======== RECORDS FOR THIS TASK ========
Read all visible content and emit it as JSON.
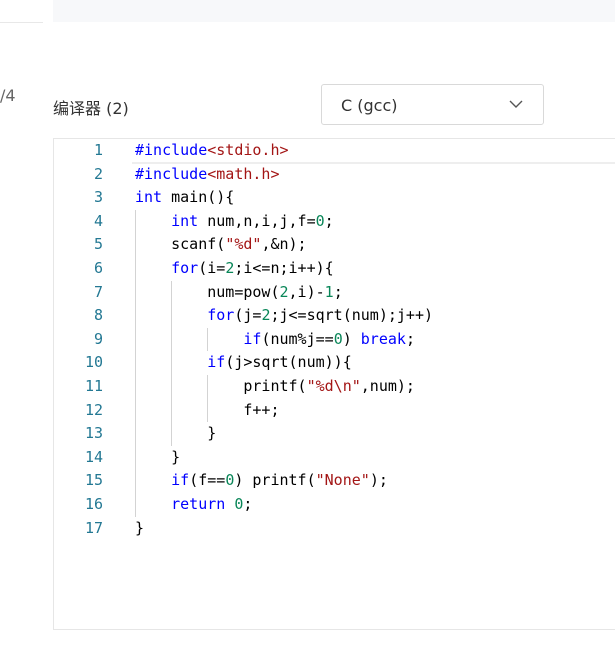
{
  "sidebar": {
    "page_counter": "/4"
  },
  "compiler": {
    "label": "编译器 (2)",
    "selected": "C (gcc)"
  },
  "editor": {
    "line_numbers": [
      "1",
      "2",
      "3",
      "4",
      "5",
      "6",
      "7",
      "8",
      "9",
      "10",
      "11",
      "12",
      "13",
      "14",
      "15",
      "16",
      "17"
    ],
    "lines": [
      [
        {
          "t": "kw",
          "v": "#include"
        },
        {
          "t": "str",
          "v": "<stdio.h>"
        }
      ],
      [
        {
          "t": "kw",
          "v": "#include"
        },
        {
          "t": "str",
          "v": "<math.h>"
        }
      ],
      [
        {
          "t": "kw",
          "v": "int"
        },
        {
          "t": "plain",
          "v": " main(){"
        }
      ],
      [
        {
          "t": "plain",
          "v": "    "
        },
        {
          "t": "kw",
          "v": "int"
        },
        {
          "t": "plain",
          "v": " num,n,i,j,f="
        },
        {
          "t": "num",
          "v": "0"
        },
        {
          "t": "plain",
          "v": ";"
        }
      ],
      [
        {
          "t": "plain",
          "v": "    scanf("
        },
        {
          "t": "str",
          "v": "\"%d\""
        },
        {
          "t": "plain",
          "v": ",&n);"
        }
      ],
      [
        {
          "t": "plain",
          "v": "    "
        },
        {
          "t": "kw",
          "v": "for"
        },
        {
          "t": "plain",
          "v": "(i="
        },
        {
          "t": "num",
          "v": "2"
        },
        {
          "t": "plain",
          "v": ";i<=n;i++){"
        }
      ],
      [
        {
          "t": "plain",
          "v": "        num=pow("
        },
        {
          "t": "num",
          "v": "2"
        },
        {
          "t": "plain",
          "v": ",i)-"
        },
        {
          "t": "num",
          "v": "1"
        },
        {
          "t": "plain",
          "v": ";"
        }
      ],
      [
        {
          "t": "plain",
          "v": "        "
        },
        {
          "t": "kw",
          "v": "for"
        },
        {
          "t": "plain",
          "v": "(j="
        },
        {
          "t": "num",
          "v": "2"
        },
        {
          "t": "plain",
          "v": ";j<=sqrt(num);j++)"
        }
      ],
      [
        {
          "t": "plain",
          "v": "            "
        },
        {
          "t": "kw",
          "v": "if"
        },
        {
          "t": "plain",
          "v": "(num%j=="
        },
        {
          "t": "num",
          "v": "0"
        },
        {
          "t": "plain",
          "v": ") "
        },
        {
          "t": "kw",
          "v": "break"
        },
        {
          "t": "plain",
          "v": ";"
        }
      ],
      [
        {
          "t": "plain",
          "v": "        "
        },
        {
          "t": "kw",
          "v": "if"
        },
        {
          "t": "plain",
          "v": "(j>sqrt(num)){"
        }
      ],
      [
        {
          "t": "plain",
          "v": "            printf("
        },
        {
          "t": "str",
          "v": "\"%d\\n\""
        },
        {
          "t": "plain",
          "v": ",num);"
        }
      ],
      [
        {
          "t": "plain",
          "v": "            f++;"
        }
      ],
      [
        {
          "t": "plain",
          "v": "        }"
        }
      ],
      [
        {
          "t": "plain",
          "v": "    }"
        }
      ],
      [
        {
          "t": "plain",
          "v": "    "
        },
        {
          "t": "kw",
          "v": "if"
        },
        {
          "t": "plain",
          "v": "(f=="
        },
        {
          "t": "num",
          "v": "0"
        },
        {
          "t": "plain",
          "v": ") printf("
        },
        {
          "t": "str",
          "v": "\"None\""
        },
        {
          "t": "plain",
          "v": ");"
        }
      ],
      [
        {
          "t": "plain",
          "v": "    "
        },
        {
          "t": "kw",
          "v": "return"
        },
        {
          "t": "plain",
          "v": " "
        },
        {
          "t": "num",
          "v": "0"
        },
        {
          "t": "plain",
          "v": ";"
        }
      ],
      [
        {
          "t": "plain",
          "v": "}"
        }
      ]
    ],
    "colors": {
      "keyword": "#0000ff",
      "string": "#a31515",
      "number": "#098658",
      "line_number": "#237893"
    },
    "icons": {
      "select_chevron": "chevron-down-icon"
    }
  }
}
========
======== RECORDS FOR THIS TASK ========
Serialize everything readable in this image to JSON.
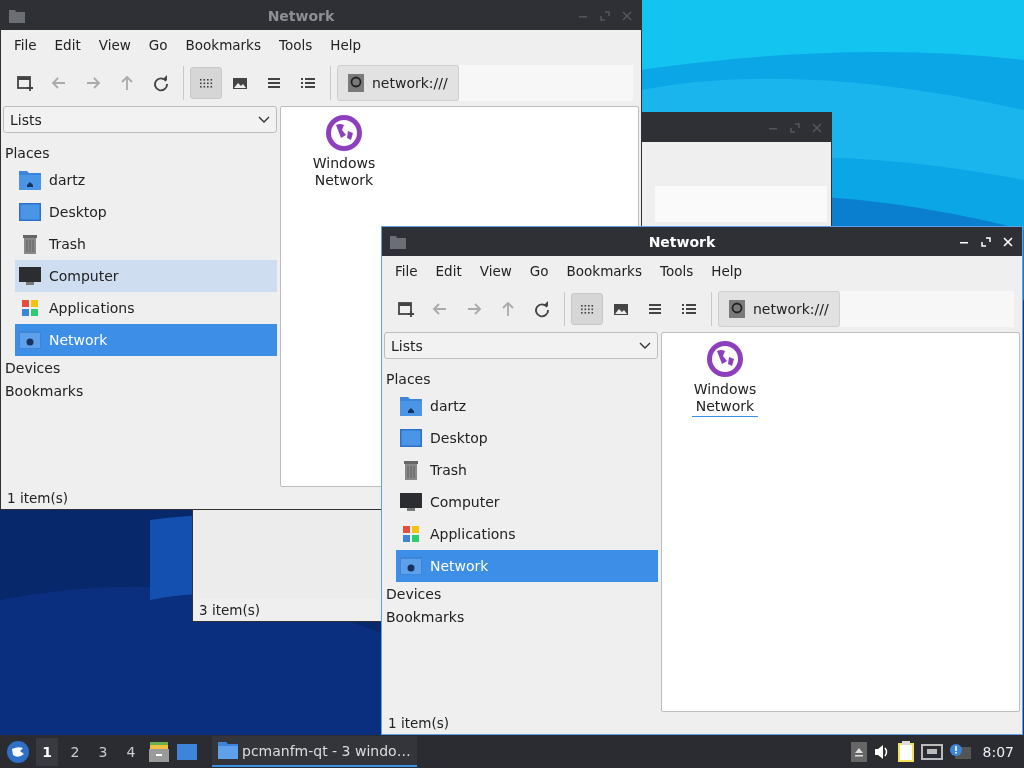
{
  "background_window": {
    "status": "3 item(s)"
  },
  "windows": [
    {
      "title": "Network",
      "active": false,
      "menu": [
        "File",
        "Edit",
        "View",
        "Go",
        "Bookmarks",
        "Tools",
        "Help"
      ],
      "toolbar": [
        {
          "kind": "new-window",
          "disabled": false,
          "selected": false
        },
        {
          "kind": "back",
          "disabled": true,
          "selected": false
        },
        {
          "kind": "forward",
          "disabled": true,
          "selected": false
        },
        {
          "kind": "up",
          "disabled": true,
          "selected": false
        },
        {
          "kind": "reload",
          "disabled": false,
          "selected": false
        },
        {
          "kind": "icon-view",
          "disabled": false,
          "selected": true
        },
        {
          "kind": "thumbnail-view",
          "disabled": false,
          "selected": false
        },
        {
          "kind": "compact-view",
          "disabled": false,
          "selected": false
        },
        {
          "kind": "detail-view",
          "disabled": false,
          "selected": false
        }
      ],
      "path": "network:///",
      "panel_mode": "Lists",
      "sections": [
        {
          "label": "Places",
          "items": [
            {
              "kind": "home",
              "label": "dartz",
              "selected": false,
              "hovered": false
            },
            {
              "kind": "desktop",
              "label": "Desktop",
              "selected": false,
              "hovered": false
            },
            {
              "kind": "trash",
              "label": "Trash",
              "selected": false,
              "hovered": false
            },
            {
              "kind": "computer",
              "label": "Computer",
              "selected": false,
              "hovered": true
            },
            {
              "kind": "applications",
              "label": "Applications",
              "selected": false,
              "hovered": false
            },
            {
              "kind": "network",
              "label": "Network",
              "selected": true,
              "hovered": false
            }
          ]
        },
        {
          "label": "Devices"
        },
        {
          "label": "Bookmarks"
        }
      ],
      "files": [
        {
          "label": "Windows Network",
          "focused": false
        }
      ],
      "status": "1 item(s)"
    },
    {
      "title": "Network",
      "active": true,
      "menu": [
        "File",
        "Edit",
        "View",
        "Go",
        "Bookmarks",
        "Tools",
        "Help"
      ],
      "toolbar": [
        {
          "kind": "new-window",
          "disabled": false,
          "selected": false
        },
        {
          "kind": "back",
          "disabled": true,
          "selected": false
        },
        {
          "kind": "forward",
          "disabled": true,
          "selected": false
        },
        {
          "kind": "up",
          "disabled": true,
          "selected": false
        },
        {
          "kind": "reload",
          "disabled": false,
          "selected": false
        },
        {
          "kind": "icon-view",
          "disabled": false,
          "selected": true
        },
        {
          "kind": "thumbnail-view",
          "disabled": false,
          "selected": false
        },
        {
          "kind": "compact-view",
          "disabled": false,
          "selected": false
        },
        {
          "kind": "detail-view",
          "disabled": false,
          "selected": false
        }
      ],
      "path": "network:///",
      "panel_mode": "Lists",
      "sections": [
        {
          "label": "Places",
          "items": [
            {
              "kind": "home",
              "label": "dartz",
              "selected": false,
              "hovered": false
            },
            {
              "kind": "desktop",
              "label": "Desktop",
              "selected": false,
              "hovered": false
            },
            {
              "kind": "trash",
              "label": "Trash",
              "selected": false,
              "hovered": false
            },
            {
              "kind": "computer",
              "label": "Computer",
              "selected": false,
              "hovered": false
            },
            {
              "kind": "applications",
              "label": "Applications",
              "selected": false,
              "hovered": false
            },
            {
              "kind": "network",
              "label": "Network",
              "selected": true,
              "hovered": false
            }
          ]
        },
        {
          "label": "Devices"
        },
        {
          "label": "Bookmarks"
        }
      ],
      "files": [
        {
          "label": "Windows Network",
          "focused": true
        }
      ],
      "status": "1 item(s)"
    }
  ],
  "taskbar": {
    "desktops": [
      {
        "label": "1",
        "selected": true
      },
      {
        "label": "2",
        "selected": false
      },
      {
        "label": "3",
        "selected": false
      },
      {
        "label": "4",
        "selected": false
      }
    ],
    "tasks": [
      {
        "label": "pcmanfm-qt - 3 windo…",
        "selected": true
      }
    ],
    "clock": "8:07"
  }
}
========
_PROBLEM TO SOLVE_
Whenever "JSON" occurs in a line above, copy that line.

_SOLUTION_
Read all visible content and emit it as JSON.
Serialize everything readable in this image to JSON.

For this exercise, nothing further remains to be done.